-- To do --
All lines of the listing below are to be printed again exactly.

==========

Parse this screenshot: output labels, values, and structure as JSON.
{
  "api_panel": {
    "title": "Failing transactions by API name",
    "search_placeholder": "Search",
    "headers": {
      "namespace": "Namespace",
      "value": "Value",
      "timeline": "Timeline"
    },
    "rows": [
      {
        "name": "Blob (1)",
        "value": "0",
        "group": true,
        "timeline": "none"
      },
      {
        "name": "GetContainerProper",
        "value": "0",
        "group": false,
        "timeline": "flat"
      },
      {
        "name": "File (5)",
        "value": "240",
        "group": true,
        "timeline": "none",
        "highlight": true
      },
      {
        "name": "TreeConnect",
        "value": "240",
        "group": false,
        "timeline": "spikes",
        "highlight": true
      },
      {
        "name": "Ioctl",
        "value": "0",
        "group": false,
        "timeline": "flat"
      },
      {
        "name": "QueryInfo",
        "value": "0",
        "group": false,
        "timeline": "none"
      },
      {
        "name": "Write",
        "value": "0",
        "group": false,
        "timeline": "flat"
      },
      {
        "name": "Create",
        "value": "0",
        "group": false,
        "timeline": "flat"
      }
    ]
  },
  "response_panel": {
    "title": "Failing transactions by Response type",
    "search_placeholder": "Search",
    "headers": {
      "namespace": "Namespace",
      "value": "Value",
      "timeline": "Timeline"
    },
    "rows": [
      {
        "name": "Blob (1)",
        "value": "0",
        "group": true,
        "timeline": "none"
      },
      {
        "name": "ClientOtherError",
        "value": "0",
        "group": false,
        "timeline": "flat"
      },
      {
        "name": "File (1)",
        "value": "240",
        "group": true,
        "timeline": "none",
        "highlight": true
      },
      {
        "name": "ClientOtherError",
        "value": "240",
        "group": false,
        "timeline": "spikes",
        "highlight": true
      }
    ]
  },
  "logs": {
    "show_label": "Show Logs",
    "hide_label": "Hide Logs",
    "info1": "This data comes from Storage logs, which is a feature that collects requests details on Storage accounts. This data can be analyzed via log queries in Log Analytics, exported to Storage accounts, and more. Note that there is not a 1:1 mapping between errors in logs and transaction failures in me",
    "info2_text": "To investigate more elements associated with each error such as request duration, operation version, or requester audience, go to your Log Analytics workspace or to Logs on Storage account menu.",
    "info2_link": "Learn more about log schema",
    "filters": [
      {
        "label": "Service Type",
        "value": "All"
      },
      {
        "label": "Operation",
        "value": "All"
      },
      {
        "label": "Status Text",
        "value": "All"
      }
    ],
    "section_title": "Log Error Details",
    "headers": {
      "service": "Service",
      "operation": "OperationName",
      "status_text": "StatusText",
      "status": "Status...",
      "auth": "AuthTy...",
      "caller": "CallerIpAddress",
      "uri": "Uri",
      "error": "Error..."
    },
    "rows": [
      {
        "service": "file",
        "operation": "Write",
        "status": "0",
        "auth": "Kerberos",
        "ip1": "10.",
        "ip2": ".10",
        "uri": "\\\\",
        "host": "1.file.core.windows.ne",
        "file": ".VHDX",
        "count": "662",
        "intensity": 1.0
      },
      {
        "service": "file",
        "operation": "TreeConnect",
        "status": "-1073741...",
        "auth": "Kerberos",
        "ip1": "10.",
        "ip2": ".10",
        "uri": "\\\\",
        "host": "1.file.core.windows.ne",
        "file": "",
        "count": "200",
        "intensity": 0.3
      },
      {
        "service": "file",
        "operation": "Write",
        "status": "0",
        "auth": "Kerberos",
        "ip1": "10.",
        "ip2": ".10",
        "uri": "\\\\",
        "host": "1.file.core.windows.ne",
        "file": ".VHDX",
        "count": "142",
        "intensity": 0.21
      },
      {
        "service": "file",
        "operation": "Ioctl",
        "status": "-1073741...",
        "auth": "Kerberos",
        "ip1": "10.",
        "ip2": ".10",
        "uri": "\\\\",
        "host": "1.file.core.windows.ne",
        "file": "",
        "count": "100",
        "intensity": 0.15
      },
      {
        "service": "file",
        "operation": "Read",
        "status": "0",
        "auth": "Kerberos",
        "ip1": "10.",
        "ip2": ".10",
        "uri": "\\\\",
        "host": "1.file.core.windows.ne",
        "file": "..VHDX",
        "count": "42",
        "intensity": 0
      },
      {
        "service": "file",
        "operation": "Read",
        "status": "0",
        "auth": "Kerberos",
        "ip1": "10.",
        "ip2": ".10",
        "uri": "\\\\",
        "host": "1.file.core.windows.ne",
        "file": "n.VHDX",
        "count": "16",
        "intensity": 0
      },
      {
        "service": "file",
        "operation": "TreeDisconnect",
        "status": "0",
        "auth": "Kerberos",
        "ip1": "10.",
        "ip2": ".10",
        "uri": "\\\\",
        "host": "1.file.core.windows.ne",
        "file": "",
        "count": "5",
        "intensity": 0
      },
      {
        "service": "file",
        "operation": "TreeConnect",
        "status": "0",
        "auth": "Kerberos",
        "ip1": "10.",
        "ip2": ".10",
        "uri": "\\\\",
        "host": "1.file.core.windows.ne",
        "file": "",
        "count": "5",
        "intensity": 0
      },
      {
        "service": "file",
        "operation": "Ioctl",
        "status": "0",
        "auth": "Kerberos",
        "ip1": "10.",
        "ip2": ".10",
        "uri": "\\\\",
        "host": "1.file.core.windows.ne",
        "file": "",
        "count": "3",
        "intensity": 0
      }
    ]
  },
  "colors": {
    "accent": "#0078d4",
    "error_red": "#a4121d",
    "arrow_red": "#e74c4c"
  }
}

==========

-- Exercise response --
Parse this screenshot: output labels, values, and structure as JSON.
{
  "api_panel": {
    "title": "Failing transactions by API name",
    "search_placeholder": "Search",
    "headers": {
      "namespace": "Namespace",
      "value": "Value",
      "timeline": "Timeline"
    },
    "rows": [
      {
        "name": "Blob (1)",
        "value": "0",
        "group": true,
        "timeline": "none"
      },
      {
        "name": "GetContainerProper",
        "value": "0",
        "group": false,
        "timeline": "flat"
      },
      {
        "name": "File (5)",
        "value": "240",
        "group": true,
        "timeline": "none",
        "highlight": true
      },
      {
        "name": "TreeConnect",
        "value": "240",
        "group": false,
        "timeline": "spikes",
        "highlight": true
      },
      {
        "name": "Ioctl",
        "value": "0",
        "group": false,
        "timeline": "flat"
      },
      {
        "name": "QueryInfo",
        "value": "0",
        "group": false,
        "timeline": "none"
      },
      {
        "name": "Write",
        "value": "0",
        "group": false,
        "timeline": "flat"
      },
      {
        "name": "Create",
        "value": "0",
        "group": false,
        "timeline": "flat"
      }
    ]
  },
  "response_panel": {
    "title": "Failing transactions by Response type",
    "search_placeholder": "Search",
    "headers": {
      "namespace": "Namespace",
      "value": "Value",
      "timeline": "Timeline"
    },
    "rows": [
      {
        "name": "Blob (1)",
        "value": "0",
        "group": true,
        "timeline": "none"
      },
      {
        "name": "ClientOtherError",
        "value": "0",
        "group": false,
        "timeline": "flat"
      },
      {
        "name": "File (1)",
        "value": "240",
        "group": true,
        "timeline": "none",
        "highlight": true
      },
      {
        "name": "ClientOtherError",
        "value": "240",
        "group": false,
        "timeline": "spikes",
        "highlight": true
      }
    ]
  },
  "logs": {
    "show_label": "Show Logs",
    "hide_label": "Hide Logs",
    "info1": "This data comes from Storage logs, which is a feature that collects requests details on Storage accounts. This data can be analyzed via log queries in Log Analytics, exported to Storage accounts, and more. Note that there is not a 1:1 mapping between errors in logs and transaction failures in me",
    "info2_text": "To investigate more elements associated with each error such as request duration, operation version, or requester audience, go to your Log Analytics workspace or to Logs on Storage account menu.",
    "info2_link": "Learn more about log schema",
    "filters": [
      {
        "label": "Service Type",
        "value": "All"
      },
      {
        "label": "Operation",
        "value": "All"
      },
      {
        "label": "Status Text",
        "value": "All"
      }
    ],
    "section_title": "Log Error Details",
    "headers": {
      "service": "Service",
      "operation": "OperationName",
      "status_text": "StatusText",
      "status": "Status...",
      "auth": "AuthTy...",
      "caller": "CallerIpAddress",
      "uri": "Uri",
      "error": "Error..."
    },
    "rows": [
      {
        "service": "file",
        "operation": "Write",
        "status": "0",
        "auth": "Kerberos",
        "ip1": "10.",
        "ip2": ".10",
        "uri": "\\\\",
        "host": "1.file.core.windows.ne",
        "file": ".VHDX",
        "count": "662",
        "intensity": 1.0
      },
      {
        "service": "file",
        "operation": "TreeConnect",
        "status": "-1073741...",
        "auth": "Kerberos",
        "ip1": "10.",
        "ip2": ".10",
        "uri": "\\\\",
        "host": "1.file.core.windows.ne",
        "file": "",
        "count": "200",
        "intensity": 0.3
      },
      {
        "service": "file",
        "operation": "Write",
        "status": "0",
        "auth": "Kerberos",
        "ip1": "10.",
        "ip2": ".10",
        "uri": "\\\\",
        "host": "1.file.core.windows.ne",
        "file": ".VHDX",
        "count": "142",
        "intensity": 0.21
      },
      {
        "service": "file",
        "operation": "Ioctl",
        "status": "-1073741...",
        "auth": "Kerberos",
        "ip1": "10.",
        "ip2": ".10",
        "uri": "\\\\",
        "host": "1.file.core.windows.ne",
        "file": "",
        "count": "100",
        "intensity": 0.15
      },
      {
        "service": "file",
        "operation": "Read",
        "status": "0",
        "auth": "Kerberos",
        "ip1": "10.",
        "ip2": ".10",
        "uri": "\\\\",
        "host": "1.file.core.windows.ne",
        "file": "..VHDX",
        "count": "42",
        "intensity": 0
      },
      {
        "service": "file",
        "operation": "Read",
        "status": "0",
        "auth": "Kerberos",
        "ip1": "10.",
        "ip2": ".10",
        "uri": "\\\\",
        "host": "1.file.core.windows.ne",
        "file": "n.VHDX",
        "count": "16",
        "intensity": 0
      },
      {
        "service": "file",
        "operation": "TreeDisconnect",
        "status": "0",
        "auth": "Kerberos",
        "ip1": "10.",
        "ip2": ".10",
        "uri": "\\\\",
        "host": "1.file.core.windows.ne",
        "file": "",
        "count": "5",
        "intensity": 0
      },
      {
        "service": "file",
        "operation": "TreeConnect",
        "status": "0",
        "auth": "Kerberos",
        "ip1": "10.",
        "ip2": ".10",
        "uri": "\\\\",
        "host": "1.file.core.windows.ne",
        "file": "",
        "count": "5",
        "intensity": 0
      },
      {
        "service": "file",
        "operation": "Ioctl",
        "status": "0",
        "auth": "Kerberos",
        "ip1": "10.",
        "ip2": ".10",
        "uri": "\\\\",
        "host": "1.file.core.windows.ne",
        "file": "",
        "count": "3",
        "intensity": 0
      }
    ]
  },
  "colors": {
    "accent": "#0078d4",
    "error_red": "#a4121d",
    "arrow_red": "#e74c4c"
  }
}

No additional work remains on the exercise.